Adrenocortical carcinoma is a cancer of the
Tumor – adrenal
Causes, incidence, and risk factors
Adrenocortical carcinoma is most common in children younger than 5 and adults in their 30s and 40s.
Adrenocortical carcinoma may be linked to a cancer syndrome that is passed down through families (inherited). Both men and women can develop this tumor.
Adrenocortical carcinoma can produce the hormones cortisol, aldosterone, estrogen, or testosterone, as well as other hormones. In women the tumor often releases these hormones, which can lead to male characteristics.
The cause is unknown. About 2 people per million develop this type of tumor.
Symptoms that suggest increased cortisol or other adrenal gland hormone production:
- Fatty, rounded hump high on the back just below the neck (
- Flushed rounded face with pudgy cheeks (
moon face) Obesity
- Stunted growth in height (
short stature) Virilization– the appearance of male characteristics, including increased body hair (especially on the face), pubic hair, acne, deepening of voice, and enlarged clitoris (girls)
Symptoms that suggest increased aldosterone production are the same as symptoms of low potassium and include:
Signs and tests
The doctor or nurse will examine you. You may have
ACTHlevel will be low. Aldosteronelevel will be high. Cortisollevel will be high. Potassiumlevel will be low.
- Male or female hormones may be abnormally high.
Imaging tests may include:
Abdominal x-ray CT scan of the abdomen MRI of the abdomen
Primary treatment is surgery to remove the tumor. Adrenocortical carcinoma may not improve with
The outcome depends on how early the diagnosis is made and whether the tumor has spread (metastasized). Tumors that have spread usually lead to death within 1 to 3 years.
The tumor can spread to the liver, bone, lung, or other areas.

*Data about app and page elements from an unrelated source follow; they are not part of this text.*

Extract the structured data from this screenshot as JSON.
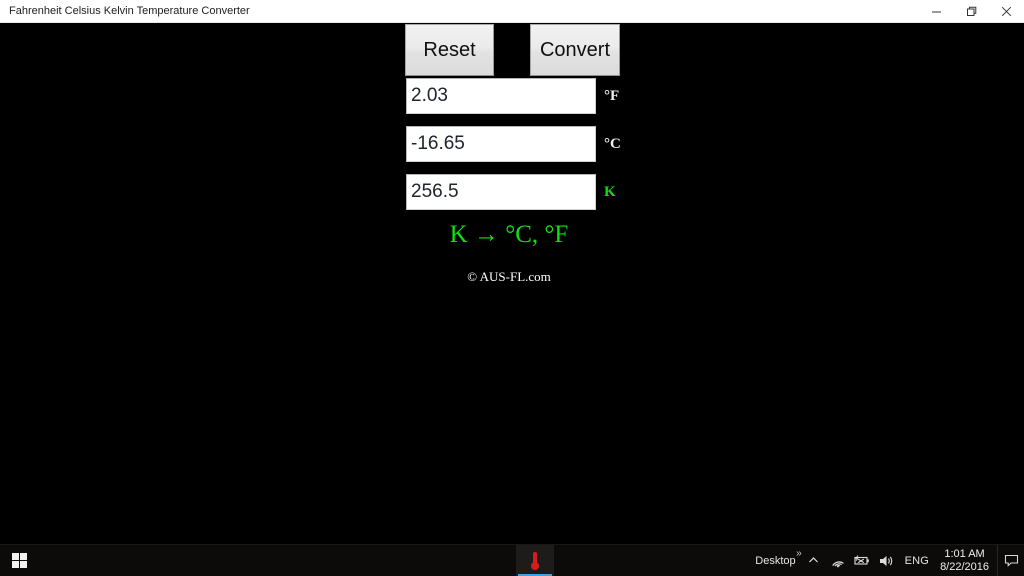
{
  "window": {
    "title": "Fahrenheit Celsius Kelvin Temperature Converter",
    "controls": {
      "minimize": "minimize-icon",
      "restore": "restore-icon",
      "close": "close-icon"
    }
  },
  "app": {
    "buttons": {
      "reset": "Reset",
      "convert": "Convert"
    },
    "fields": [
      {
        "id": "fahrenheit",
        "value": "2.03",
        "placeholder": "",
        "unit": "°F",
        "unit_color": "#f0f0f0"
      },
      {
        "id": "celsius",
        "value": "-16.65",
        "placeholder": "",
        "unit": "°C",
        "unit_color": "#f0f0f0"
      },
      {
        "id": "kelvin",
        "value": "256.5",
        "placeholder": "",
        "unit": "K",
        "unit_color": "#12e012"
      }
    ],
    "formula": "K → °C, °F",
    "copyright": "© AUS-FL.com",
    "colors": {
      "background": "#000000",
      "accent_green": "#12e012",
      "button_face": "#e9e9e9"
    }
  },
  "taskbar": {
    "start": "start-button",
    "apps": [
      {
        "name": "temperature-converter",
        "icon": "thermometer-icon",
        "active": true
      }
    ],
    "tray": {
      "desktop_label": "Desktop",
      "overflow": "chevron-up-icon",
      "network": "wifi-icon",
      "battery": "battery-icon",
      "volume": "speaker-icon",
      "language": "ENG",
      "time": "1:01 AM",
      "date": "8/22/2016",
      "action_center": "action-center-icon"
    }
  }
}
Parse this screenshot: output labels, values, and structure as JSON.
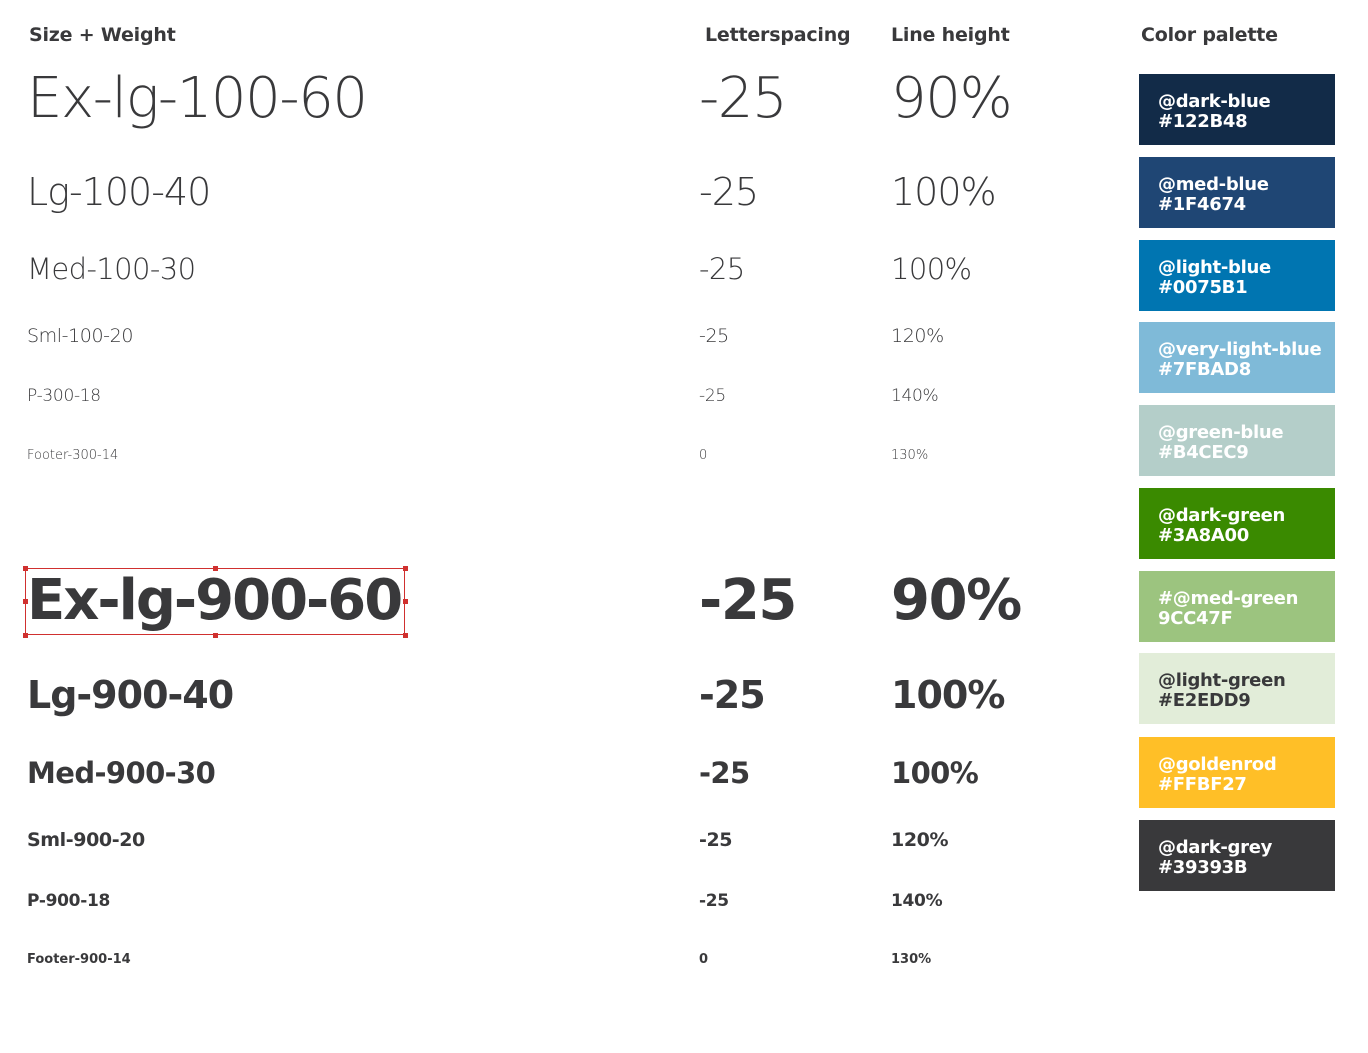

Calling your health care provider
Call your health care provider if you or your child has symptoms of adrenocortical carcinoma,